“We’ve also worked with film studios and we’ve done commercials,” she says. “In 38 years for rentals, we’ve hooked units up with customers in a lot of different scenarios.”
Even individuals don’t always use Fuller RV units for vacation. Several customers have rented motorhomes for transporting the sick or elderly between care facilities or homes; it’s cheaper, according to Fuller, than long-distance ambulance transport and definitely feels more comfortable.
Until 1999, Fuller only offered coaches, but a customer request changed that, she says, during a residential remodel. The family needed a place to stay on-site while contractors raised the roof, so Fuller introduced travel trailers into the mix for those who didn’t need the mobility of a motorhome. Fuller RV even donated a unit for a day last September to a partnership between Worcester County Sheriff Lew Evangelidis and the RV Technical Institute (RVTI) to train inmates for a career after they’ve been released.
Today, towables account for about a third of the fleet and sell well.
“We’ve always had the longer ones for people that are going to be in them longer and the shorter ones for the people that are going from point A to point B. They’ve pretty much taken off.
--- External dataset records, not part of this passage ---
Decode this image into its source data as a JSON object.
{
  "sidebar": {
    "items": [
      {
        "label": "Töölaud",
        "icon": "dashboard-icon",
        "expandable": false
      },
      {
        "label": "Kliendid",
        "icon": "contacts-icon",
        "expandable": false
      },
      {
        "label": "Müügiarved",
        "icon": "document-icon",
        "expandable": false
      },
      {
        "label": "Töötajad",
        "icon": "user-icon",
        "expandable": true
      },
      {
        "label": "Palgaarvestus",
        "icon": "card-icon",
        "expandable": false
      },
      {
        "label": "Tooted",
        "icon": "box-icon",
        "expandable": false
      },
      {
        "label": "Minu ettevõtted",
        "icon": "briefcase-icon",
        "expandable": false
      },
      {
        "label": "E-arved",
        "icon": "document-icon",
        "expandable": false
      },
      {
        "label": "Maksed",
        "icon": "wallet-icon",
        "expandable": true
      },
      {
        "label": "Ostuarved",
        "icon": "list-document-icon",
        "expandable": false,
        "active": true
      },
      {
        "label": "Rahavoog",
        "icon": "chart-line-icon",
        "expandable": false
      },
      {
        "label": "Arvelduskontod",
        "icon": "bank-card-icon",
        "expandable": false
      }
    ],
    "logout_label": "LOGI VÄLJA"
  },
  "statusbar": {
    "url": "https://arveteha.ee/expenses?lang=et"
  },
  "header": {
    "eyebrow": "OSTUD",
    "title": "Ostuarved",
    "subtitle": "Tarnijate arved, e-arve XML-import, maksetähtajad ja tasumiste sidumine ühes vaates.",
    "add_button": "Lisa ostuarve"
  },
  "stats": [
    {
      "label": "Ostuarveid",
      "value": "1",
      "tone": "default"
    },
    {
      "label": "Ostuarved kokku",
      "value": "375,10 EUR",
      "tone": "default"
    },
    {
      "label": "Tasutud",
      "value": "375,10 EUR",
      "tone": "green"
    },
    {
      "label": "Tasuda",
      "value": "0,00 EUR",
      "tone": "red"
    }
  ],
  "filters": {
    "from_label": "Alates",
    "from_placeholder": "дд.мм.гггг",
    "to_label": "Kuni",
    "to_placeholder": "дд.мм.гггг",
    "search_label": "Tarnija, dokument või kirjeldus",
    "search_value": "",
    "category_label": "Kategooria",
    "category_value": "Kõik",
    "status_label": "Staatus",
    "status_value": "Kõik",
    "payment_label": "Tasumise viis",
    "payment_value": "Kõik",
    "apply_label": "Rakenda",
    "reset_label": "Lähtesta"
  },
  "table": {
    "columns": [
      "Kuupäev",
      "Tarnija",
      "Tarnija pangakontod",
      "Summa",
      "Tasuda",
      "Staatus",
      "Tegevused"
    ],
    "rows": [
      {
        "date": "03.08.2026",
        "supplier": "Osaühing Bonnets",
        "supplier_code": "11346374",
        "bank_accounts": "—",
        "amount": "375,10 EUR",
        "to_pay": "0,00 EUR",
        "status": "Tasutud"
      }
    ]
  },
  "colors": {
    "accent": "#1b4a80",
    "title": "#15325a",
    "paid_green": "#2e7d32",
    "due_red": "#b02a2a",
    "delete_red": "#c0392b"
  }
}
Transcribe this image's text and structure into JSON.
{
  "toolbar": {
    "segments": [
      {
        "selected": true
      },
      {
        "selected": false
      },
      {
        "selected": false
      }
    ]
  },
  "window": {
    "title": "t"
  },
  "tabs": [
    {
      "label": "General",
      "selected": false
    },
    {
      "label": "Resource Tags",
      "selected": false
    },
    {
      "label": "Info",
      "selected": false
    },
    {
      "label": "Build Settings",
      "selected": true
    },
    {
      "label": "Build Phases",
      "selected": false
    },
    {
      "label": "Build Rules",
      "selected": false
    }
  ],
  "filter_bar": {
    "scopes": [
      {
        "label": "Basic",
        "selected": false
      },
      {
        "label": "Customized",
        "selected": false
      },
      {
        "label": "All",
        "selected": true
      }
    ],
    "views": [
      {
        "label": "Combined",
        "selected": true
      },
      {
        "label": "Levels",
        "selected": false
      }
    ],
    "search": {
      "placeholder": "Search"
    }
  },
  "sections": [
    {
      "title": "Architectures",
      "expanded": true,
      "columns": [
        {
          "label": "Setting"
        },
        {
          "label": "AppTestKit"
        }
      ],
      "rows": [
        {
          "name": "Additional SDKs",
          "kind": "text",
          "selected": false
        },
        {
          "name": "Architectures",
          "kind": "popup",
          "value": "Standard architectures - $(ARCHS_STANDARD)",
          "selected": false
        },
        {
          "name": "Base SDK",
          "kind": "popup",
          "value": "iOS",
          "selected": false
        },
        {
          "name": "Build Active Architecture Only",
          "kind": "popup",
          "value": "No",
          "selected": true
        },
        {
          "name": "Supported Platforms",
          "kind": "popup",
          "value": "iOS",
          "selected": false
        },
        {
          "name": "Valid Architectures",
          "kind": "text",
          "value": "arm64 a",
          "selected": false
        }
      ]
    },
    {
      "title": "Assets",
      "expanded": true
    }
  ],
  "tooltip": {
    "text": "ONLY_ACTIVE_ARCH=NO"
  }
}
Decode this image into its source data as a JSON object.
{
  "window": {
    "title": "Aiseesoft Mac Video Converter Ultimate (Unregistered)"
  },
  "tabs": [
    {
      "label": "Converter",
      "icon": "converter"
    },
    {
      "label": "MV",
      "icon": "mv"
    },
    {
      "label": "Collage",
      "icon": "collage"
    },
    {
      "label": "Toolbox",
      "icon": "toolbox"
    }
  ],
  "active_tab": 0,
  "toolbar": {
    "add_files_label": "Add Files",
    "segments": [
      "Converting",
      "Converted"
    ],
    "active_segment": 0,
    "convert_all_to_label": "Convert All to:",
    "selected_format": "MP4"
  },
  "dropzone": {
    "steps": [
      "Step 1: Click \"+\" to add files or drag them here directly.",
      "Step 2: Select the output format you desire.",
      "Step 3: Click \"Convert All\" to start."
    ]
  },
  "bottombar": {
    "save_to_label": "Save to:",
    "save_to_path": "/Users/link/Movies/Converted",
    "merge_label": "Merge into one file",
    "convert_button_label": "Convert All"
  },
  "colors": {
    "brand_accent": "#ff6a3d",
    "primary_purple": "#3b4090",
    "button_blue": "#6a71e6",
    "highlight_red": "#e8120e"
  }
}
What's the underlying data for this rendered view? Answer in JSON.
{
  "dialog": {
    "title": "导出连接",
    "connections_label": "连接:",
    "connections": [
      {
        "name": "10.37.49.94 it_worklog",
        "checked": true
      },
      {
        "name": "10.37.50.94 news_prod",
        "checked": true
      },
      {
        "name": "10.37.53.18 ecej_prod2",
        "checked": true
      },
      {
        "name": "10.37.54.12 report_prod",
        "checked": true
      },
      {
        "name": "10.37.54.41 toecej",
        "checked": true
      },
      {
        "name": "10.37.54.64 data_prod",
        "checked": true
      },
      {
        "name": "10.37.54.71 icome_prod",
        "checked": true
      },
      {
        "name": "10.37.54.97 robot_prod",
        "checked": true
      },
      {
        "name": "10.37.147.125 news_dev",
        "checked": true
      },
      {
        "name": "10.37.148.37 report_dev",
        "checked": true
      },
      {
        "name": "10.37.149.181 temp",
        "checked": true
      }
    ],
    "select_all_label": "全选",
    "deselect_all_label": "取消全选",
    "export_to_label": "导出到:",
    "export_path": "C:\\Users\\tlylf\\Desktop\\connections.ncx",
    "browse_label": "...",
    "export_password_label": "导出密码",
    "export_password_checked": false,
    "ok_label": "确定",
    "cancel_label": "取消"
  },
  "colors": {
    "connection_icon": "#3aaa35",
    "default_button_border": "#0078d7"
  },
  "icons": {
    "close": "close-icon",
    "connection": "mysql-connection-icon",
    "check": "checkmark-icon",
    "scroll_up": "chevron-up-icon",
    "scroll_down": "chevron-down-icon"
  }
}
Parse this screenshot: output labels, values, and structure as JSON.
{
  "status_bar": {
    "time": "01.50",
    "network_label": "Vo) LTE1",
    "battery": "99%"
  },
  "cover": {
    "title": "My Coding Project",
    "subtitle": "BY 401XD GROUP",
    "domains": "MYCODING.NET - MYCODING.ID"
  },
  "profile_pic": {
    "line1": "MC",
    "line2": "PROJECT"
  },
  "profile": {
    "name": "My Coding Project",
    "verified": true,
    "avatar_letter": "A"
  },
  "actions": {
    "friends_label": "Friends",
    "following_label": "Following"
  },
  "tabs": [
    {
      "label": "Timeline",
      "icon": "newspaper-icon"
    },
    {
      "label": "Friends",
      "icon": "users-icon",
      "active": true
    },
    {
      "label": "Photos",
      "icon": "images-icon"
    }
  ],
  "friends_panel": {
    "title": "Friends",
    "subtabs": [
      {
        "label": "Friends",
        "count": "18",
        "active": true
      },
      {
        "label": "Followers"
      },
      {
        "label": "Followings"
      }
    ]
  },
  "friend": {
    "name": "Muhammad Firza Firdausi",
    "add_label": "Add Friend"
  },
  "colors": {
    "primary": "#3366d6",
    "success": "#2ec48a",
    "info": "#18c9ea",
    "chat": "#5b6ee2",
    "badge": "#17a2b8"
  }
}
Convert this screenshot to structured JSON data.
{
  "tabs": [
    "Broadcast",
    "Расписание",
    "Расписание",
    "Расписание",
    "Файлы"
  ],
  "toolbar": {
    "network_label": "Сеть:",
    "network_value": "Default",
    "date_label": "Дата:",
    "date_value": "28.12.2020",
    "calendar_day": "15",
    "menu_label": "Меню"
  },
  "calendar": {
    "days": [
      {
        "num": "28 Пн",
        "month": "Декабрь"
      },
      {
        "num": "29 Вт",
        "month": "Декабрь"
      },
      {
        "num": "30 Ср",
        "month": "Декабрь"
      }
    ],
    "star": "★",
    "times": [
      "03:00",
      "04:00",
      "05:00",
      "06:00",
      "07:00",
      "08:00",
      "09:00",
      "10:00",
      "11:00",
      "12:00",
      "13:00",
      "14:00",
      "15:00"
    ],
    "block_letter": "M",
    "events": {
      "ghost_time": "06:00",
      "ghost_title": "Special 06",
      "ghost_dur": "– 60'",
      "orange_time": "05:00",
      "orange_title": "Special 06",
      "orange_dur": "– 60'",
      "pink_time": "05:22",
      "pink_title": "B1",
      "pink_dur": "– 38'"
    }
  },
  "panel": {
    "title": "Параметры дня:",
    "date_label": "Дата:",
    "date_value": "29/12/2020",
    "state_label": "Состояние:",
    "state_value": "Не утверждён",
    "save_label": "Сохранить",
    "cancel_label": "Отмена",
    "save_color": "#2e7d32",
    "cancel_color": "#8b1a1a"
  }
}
We’ve always had at least 10 to 15 at all times,” Fuller says. “What we did was pick up the single-axle lightweights because now everybody’s driving around in SUVs with six cylinders.”
Like other dealers across the U.S. and Canada, Fuller was scrambling for inventory when COVID-19 crippled manufacturers and brought production to a screeching halt. Enter Facebook Marketplace.
“We bought more than 60 units from private individuals from all over. We went to Pennsylvania, we went to New Hampshire, we went all around Massachusetts, New York,” she says.
The process was simple: she’d start an online conversation, negotiate a price, then husband Bobby would pick up the unit. Some of the units were purchased from former customers who only bought them a year or two before, as Fuller recognized the pictures they used because they came from her website when they first went on sale.
In addition to longtime partner Gulfstream, Fuller RV also offers THOR brands, recently adding Jayco products to the fleet.
One thing Fuller has observed in almost four decades of renting RVs is the length of time a unit stays in the fleet before being sold.
“For the first 20 years, it’d be 10 years before we’d get into the happy price,” she says. “It went from 10 years to five years to maybe not even a year now because of the fact some people just want brand new. With a lot of these used ones, they’re at the right price. Being older units, the price is right, right away. Even though the prices are crazy right now, we just reduced half the fleet by $3,000 to $5,000 in September when the new valuation book came out.”
At the time of this interview in December, Fuller says she anticipates the next big price change will take place in January, but she’s been in the industry long enough to understand nothing’s set in stone.
“Nobody really knows, either,” she says. “Some go up, some go down, and some stay the same.”